» **Assignment**
Among the entries below, find every line that contains the string "label", then copy it.

*** Data Section Begins ***

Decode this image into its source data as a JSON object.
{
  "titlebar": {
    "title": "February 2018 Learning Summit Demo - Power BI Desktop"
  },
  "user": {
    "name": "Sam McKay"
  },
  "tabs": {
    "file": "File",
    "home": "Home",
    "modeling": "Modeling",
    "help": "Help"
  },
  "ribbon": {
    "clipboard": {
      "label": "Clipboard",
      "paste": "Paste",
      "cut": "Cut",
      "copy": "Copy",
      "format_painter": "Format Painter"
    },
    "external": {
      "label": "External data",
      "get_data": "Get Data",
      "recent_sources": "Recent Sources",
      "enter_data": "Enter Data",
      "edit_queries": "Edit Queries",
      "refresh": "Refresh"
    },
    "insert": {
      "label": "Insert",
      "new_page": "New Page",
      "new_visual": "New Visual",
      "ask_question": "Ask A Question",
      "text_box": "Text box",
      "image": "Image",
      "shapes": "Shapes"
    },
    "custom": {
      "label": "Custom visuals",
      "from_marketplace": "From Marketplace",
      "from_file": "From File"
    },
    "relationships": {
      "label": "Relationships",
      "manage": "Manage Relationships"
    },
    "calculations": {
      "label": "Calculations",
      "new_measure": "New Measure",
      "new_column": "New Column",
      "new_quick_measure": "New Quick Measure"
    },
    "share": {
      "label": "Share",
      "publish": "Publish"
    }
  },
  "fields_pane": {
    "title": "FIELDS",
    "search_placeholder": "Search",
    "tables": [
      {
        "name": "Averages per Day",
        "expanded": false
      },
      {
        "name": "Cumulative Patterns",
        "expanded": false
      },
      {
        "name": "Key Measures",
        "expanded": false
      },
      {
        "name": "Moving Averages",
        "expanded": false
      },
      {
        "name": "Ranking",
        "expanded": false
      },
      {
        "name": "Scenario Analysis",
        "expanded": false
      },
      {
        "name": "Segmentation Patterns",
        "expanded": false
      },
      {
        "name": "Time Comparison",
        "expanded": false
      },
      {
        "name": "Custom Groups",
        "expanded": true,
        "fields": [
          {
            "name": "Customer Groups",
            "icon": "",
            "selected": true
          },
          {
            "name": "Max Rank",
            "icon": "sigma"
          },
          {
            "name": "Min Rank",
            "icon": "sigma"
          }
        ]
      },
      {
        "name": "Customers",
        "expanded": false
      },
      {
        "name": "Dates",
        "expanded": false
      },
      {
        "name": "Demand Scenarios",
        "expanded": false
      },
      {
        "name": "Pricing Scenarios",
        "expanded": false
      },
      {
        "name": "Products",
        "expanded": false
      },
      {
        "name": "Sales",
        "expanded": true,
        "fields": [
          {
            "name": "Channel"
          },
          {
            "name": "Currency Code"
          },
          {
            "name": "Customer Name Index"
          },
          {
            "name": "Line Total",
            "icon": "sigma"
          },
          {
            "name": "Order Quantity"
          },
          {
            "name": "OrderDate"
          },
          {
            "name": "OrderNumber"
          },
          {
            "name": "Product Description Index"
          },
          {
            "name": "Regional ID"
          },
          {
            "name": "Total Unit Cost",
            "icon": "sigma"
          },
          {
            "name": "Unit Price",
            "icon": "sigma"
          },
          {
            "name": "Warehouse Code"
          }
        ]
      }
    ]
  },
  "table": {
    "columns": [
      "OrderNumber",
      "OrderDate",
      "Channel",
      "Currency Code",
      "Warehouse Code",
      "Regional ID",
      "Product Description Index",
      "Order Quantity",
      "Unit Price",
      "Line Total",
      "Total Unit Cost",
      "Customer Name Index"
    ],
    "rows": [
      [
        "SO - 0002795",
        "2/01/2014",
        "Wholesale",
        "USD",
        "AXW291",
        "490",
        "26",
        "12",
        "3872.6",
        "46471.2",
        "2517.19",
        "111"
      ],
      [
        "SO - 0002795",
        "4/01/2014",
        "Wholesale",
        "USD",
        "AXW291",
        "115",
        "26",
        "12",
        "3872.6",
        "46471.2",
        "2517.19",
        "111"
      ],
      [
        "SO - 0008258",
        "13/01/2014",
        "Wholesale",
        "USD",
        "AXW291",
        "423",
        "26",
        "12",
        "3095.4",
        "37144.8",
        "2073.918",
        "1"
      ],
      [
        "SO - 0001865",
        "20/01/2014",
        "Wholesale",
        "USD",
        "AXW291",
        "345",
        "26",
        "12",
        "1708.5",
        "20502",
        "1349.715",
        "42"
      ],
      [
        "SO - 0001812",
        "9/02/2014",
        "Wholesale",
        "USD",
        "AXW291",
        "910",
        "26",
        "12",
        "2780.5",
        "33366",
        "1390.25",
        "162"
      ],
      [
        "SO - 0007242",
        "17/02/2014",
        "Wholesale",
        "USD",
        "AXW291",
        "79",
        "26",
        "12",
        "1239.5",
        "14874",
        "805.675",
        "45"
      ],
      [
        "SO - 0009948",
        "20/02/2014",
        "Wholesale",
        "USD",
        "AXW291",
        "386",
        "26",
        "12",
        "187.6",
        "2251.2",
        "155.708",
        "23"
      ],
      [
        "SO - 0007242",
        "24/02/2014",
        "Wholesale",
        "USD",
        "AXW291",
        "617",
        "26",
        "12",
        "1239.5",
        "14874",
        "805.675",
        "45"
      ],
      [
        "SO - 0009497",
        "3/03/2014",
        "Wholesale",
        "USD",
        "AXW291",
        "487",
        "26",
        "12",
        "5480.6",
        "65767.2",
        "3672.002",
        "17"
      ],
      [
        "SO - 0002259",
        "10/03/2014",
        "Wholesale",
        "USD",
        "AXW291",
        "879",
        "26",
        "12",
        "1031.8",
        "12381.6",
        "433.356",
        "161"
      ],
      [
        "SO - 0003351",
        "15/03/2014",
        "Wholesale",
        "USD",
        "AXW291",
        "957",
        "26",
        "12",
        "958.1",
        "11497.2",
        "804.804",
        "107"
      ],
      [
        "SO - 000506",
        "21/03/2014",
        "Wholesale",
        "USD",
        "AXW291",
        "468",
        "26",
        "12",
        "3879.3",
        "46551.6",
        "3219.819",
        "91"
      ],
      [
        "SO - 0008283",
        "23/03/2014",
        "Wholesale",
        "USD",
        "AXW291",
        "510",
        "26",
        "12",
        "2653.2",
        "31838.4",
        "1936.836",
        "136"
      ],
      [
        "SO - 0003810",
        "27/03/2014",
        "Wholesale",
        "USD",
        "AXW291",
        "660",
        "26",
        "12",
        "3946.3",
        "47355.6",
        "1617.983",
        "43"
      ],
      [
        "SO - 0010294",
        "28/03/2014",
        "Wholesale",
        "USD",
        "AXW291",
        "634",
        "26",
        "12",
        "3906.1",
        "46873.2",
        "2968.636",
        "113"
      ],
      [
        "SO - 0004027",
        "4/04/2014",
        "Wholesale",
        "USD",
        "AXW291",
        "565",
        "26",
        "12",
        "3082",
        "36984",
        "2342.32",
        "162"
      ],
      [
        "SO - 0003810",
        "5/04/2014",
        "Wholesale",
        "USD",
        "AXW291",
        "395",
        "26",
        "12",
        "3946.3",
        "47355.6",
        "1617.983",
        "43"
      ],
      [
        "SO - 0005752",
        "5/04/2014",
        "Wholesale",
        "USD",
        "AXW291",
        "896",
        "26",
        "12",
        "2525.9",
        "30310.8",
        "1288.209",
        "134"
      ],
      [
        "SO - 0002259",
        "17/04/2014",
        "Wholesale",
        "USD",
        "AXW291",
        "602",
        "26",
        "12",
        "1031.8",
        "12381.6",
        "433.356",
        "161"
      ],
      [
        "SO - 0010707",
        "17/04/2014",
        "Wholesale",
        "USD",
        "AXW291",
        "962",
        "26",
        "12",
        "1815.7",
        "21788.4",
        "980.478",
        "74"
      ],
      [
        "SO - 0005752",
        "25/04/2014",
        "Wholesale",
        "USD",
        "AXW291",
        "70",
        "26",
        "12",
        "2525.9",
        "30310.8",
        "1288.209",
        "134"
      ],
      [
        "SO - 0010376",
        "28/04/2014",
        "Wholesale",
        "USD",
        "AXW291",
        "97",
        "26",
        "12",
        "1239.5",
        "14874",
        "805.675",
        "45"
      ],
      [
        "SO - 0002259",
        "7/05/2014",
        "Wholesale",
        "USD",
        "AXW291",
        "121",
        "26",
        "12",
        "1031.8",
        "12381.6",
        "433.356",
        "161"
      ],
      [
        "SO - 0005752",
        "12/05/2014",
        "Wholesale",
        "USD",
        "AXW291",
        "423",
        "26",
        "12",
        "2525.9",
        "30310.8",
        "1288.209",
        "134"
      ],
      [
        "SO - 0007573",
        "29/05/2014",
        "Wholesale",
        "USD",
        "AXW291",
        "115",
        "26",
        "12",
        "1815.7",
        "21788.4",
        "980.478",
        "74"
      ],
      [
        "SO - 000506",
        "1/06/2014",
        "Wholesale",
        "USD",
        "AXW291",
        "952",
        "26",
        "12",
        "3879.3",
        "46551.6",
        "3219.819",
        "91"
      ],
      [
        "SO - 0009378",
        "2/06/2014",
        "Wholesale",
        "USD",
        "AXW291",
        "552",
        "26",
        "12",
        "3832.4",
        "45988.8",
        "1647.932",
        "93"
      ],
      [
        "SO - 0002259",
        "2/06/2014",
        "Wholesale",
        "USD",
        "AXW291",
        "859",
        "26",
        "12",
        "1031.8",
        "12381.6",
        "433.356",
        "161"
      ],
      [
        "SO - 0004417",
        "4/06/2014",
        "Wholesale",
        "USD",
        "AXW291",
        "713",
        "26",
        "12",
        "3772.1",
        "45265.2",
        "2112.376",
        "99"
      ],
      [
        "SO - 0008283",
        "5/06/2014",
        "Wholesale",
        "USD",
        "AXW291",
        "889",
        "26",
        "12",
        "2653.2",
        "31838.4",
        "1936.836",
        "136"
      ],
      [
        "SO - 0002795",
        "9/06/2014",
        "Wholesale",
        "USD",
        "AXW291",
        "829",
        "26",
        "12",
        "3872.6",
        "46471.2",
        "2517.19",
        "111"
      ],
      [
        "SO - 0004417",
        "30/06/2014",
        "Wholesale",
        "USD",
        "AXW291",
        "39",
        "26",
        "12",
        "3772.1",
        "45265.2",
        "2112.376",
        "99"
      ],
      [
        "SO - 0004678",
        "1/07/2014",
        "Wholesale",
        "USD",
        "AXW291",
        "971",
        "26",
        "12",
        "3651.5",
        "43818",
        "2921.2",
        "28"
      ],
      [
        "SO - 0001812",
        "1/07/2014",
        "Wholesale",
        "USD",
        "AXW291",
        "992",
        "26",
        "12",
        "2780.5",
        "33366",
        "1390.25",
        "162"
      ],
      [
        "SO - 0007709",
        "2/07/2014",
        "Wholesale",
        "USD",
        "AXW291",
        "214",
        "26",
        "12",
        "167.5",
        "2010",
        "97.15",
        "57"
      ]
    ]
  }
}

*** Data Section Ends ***

» **Task response**
      "label": "Clipboard",
      "label": "External data",
      "label": "Insert",
      "label": "Custom visuals",
      "label": "Relationships",
      "label": "Calculations",
      "label": "Share",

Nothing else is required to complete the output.